[[ Available records open ]]
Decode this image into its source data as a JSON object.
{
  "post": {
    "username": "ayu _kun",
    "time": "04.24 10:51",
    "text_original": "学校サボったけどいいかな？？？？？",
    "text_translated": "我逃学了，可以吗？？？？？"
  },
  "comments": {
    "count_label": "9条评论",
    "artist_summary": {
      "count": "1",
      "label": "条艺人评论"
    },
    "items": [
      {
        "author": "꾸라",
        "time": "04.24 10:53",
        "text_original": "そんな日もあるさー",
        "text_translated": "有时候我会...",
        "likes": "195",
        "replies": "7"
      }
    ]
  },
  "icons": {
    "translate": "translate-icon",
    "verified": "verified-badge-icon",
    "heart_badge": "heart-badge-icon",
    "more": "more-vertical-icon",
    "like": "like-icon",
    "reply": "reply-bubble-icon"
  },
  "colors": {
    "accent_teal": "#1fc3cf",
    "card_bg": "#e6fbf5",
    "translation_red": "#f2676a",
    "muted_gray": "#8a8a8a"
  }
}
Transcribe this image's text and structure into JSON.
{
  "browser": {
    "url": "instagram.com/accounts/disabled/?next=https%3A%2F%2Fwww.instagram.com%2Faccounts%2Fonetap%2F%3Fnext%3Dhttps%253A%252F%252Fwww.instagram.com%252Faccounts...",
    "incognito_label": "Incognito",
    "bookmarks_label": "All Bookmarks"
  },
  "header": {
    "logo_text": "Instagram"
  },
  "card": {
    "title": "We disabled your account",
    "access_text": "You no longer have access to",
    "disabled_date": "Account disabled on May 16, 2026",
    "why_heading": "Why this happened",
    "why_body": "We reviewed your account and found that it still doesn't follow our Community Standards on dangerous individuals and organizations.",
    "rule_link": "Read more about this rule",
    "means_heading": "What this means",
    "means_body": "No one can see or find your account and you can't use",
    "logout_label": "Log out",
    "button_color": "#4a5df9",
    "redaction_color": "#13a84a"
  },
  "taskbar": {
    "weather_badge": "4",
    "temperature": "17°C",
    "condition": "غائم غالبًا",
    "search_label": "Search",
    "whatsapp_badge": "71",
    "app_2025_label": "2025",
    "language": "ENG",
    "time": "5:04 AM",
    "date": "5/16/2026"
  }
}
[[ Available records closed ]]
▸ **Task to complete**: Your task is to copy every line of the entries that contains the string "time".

▸ **Response for this exercise**:
    "time": "04.24 10:51",
        "time": "04.24 10:53",
    "time": "5:04 AM",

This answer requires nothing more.